Records provided:
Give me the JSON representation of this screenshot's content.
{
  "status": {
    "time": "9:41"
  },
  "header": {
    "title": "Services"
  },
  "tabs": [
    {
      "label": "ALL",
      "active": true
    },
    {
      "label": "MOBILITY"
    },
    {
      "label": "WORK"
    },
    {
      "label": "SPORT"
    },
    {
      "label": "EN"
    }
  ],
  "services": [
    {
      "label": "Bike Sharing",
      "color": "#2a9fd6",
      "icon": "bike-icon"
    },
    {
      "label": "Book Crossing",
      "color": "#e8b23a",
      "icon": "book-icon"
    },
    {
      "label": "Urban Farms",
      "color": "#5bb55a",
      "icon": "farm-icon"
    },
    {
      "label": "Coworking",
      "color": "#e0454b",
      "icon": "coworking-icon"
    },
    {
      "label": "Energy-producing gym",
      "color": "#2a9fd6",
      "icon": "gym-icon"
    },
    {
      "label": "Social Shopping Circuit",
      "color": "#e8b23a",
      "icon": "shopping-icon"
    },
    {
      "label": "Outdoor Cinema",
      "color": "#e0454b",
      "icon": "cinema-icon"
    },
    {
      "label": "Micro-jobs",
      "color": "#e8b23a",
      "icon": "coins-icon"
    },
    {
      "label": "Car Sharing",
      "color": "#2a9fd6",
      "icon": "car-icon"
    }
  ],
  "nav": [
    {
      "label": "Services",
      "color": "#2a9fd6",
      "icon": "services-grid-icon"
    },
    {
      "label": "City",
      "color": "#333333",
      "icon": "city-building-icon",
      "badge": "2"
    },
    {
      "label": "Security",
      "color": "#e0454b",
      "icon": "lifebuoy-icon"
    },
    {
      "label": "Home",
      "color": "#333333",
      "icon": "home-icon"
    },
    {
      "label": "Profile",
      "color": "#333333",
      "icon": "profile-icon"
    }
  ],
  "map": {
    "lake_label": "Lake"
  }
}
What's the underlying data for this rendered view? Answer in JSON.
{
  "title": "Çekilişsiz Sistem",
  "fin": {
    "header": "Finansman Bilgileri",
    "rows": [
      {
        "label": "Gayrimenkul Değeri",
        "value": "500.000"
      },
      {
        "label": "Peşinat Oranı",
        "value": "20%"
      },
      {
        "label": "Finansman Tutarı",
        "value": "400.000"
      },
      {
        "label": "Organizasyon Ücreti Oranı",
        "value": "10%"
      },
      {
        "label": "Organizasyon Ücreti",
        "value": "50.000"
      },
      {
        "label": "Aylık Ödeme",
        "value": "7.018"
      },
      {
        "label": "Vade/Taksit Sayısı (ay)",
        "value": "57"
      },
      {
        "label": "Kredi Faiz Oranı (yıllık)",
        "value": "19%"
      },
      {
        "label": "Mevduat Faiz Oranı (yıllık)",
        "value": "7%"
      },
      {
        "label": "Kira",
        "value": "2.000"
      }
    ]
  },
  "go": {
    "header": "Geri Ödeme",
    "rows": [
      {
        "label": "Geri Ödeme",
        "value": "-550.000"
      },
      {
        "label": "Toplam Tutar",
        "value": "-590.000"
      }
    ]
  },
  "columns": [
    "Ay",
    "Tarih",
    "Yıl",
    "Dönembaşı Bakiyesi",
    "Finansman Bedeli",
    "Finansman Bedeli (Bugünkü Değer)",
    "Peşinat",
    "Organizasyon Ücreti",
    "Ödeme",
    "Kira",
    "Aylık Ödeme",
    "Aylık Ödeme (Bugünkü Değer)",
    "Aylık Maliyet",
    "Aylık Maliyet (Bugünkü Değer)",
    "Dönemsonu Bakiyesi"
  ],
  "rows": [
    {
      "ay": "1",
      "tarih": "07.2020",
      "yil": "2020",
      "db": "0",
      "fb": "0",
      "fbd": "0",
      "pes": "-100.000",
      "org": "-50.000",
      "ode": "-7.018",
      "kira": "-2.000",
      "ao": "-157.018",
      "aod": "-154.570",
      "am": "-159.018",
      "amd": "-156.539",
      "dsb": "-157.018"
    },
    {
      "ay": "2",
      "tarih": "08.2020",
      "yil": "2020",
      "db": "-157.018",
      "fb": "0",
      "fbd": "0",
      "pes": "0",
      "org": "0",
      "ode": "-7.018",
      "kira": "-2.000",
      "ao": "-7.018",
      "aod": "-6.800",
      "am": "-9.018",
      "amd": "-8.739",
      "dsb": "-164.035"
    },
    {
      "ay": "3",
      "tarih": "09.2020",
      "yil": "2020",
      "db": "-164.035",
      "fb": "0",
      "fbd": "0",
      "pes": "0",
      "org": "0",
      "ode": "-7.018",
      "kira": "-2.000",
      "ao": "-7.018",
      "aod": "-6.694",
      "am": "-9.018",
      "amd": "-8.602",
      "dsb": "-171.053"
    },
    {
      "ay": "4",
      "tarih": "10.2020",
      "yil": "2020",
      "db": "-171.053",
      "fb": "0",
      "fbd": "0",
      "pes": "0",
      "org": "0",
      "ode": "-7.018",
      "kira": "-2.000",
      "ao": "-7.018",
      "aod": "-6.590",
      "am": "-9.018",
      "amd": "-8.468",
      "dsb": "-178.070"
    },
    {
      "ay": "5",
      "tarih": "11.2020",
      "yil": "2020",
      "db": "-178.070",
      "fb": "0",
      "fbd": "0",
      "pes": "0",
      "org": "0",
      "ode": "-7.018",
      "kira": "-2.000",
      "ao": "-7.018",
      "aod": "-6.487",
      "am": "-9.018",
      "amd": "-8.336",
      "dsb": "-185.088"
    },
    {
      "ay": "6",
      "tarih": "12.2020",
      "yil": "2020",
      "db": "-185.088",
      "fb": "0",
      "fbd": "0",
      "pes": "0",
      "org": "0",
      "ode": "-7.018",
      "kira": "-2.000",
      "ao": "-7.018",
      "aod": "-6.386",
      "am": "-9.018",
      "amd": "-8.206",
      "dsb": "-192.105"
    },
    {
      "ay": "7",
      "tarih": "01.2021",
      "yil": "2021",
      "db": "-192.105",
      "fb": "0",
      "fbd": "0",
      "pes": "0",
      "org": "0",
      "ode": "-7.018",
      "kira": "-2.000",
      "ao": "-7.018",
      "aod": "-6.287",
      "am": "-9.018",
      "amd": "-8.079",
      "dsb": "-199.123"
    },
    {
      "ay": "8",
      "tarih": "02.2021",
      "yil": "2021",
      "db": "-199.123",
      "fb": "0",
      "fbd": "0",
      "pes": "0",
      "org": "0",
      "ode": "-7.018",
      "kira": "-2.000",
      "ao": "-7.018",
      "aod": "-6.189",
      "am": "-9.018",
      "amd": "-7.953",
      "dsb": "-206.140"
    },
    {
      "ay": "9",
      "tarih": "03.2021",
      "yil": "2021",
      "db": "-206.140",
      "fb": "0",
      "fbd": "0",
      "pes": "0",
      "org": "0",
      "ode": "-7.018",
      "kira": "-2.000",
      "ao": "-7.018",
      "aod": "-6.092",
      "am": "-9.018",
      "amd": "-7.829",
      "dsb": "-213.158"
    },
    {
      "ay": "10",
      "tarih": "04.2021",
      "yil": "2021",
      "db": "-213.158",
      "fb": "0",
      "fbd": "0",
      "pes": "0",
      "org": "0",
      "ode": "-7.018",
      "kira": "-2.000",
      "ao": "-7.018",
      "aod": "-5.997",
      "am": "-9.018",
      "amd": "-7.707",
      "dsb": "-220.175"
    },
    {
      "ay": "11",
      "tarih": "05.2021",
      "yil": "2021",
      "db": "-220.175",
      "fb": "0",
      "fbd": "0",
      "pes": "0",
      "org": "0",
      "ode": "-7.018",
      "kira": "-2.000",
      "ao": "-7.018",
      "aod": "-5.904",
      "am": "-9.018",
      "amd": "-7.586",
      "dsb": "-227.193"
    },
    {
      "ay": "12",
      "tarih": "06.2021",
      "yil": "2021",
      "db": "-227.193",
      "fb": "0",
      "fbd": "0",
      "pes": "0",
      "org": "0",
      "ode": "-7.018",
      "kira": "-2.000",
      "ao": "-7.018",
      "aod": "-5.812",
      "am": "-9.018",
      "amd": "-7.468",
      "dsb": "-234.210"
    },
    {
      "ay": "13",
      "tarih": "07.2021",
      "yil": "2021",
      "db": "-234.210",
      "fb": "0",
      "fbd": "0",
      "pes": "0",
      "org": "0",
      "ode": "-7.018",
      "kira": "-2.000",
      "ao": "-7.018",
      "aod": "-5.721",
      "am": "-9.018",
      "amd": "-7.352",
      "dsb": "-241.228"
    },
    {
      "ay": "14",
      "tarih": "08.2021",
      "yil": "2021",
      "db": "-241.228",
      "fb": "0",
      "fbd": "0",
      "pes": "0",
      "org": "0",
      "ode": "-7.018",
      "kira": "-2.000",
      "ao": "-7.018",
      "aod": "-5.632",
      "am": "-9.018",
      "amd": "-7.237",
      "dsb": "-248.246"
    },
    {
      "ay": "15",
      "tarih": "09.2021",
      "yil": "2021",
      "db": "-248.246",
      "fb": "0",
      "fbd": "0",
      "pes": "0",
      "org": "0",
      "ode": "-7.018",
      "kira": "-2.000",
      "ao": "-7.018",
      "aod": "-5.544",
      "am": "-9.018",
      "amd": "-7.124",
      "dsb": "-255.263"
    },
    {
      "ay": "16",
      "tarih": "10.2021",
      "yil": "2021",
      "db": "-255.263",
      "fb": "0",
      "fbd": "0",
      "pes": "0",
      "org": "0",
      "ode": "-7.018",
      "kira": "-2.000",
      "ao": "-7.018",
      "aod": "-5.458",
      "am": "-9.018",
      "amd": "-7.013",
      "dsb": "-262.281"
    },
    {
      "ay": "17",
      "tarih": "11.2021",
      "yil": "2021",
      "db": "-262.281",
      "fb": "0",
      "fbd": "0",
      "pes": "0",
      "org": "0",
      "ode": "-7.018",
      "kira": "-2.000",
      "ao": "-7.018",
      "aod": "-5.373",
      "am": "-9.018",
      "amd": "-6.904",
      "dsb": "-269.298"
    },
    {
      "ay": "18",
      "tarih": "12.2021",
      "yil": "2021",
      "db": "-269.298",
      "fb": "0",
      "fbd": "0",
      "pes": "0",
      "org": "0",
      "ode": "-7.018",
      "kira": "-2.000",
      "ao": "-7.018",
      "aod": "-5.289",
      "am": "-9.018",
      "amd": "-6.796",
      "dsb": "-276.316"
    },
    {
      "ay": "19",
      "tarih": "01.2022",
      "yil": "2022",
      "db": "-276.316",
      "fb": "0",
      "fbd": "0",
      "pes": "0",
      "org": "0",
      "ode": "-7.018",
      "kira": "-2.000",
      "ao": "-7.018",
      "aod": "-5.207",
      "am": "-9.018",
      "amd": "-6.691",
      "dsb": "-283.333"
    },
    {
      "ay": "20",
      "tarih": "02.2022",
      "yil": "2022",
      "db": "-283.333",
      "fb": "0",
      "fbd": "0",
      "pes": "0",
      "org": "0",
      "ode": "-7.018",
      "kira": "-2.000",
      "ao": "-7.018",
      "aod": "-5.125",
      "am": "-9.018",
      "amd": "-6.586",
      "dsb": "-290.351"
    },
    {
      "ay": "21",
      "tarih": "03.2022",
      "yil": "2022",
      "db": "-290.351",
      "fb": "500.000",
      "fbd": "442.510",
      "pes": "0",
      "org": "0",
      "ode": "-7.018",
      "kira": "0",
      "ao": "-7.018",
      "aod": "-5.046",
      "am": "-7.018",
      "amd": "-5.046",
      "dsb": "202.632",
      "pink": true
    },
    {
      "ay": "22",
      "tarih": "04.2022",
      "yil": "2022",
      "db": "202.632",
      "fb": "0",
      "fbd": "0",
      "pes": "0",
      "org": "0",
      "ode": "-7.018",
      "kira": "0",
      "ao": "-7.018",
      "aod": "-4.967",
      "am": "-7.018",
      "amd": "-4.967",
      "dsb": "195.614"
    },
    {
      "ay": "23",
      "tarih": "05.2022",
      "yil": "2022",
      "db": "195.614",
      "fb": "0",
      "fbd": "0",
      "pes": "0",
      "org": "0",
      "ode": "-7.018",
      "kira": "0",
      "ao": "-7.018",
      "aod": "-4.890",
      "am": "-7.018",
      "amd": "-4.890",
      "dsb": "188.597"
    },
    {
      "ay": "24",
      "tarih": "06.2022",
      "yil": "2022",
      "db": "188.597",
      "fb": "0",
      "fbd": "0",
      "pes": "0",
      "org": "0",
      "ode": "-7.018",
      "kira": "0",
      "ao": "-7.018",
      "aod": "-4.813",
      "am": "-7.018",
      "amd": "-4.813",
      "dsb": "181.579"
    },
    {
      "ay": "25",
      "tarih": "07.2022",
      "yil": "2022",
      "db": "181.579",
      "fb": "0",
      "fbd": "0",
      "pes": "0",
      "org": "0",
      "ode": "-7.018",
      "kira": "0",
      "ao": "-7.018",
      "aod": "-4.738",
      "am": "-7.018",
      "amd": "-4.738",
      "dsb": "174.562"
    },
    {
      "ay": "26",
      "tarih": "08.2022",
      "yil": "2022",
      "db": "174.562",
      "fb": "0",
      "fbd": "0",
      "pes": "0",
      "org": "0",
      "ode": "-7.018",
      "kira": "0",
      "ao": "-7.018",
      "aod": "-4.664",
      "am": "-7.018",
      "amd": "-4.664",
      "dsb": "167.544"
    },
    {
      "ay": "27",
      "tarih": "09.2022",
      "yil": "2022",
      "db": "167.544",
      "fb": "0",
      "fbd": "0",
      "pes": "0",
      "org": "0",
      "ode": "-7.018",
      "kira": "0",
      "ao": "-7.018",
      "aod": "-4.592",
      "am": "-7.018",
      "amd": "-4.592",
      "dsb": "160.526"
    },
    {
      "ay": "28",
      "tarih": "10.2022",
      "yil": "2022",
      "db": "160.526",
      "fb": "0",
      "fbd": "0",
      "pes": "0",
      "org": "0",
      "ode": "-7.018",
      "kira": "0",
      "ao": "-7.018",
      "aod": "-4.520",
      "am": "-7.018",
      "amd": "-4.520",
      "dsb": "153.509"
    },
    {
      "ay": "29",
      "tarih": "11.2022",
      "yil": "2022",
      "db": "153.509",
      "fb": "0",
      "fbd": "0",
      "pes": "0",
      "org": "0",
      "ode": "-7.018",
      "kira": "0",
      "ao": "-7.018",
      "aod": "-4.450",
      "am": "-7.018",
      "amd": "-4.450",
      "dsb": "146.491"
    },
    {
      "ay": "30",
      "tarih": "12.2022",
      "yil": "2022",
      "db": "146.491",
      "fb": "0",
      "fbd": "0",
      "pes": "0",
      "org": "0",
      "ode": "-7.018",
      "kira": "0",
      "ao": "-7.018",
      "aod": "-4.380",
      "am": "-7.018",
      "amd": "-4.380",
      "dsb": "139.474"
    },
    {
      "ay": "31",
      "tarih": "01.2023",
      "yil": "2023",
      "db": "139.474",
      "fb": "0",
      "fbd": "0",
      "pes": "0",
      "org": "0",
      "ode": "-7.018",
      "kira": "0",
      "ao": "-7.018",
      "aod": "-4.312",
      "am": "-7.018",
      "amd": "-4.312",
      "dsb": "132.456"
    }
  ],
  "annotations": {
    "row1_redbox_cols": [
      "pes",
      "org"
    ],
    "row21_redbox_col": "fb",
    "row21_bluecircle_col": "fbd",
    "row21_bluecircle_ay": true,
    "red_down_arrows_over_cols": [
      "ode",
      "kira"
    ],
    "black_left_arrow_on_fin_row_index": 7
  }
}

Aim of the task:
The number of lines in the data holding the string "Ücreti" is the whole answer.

Problem solution:
3